Many “Xiongan concept” stocks, including Bohai Water , XuanHua Construction Machinery, Juli Sling and China Zhonghua Geotechnical Engineering tumbled by their 10 percent daily limit. Small-caps, which are often the subject of speculation and have under-performed blue-chips this year, also fell sharply. Shenzhen’s start-up board ChiNext dropped 1.1 percent to its lowest level in nearly three months. “Risk appetite still muted; we remain constructive on large-cap blue chips,” UBS said in its latest strategy report.

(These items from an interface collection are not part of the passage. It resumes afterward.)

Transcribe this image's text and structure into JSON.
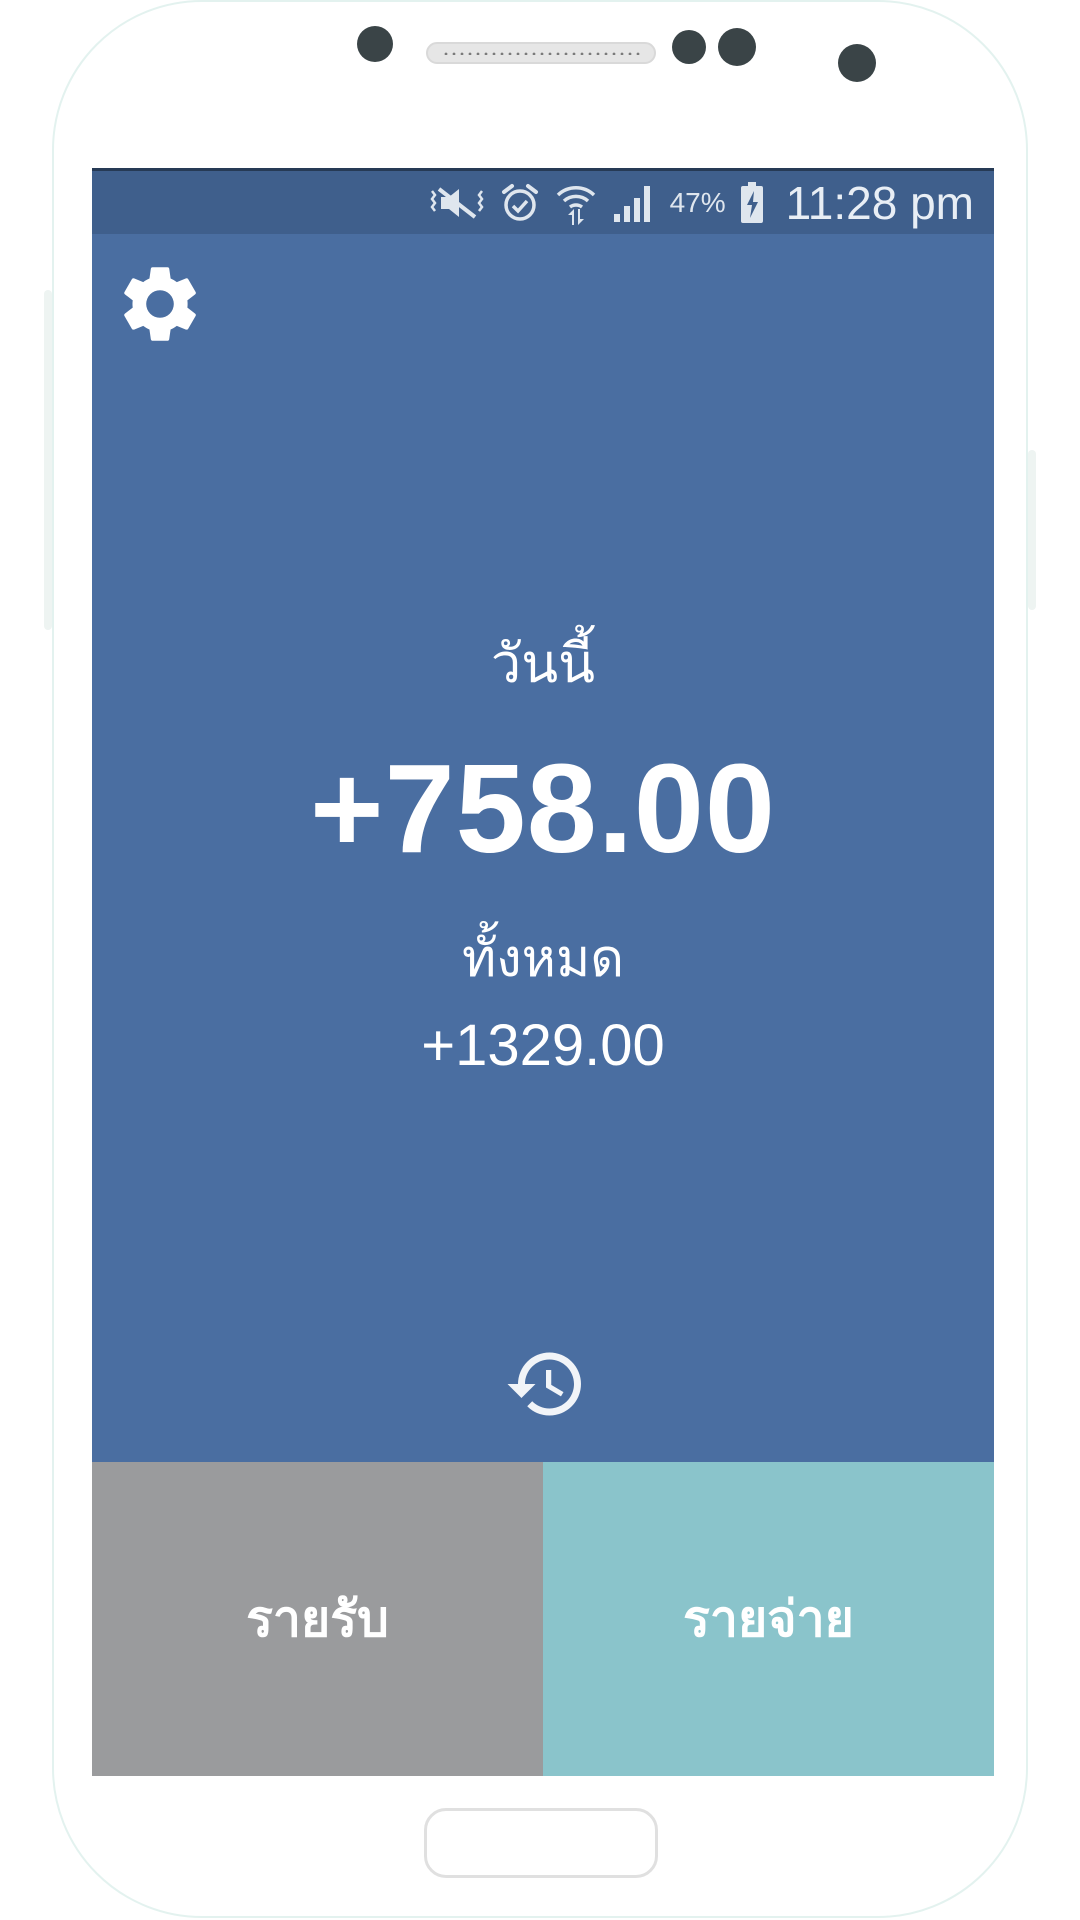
{
  "status_bar": {
    "icons": [
      "mute-vibrate-icon",
      "alarm-icon",
      "wifi-icon",
      "signal-icon",
      "battery-charging-icon"
    ],
    "battery": "47%",
    "time": "11:28 pm"
  },
  "toolbar": {
    "settings_icon": "gear-icon"
  },
  "summary": {
    "today_label": "วันนี้",
    "today_value": "+758.00",
    "total_label": "ทั้งหมด",
    "total_value": "+1329.00"
  },
  "history": {
    "icon": "history-icon"
  },
  "actions": {
    "income_label": "รายรับ",
    "expense_label": "รายจ่าย"
  },
  "colors": {
    "background": "#4a6ea1",
    "status_bar": "#3f5f8c",
    "income_button": "#9a9b9d",
    "expense_button": "#8ac4cb",
    "text": "#ffffff"
  }
}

(Reporting by Samuel Shen and John Ruwitch; Editing by Richard Borsuk)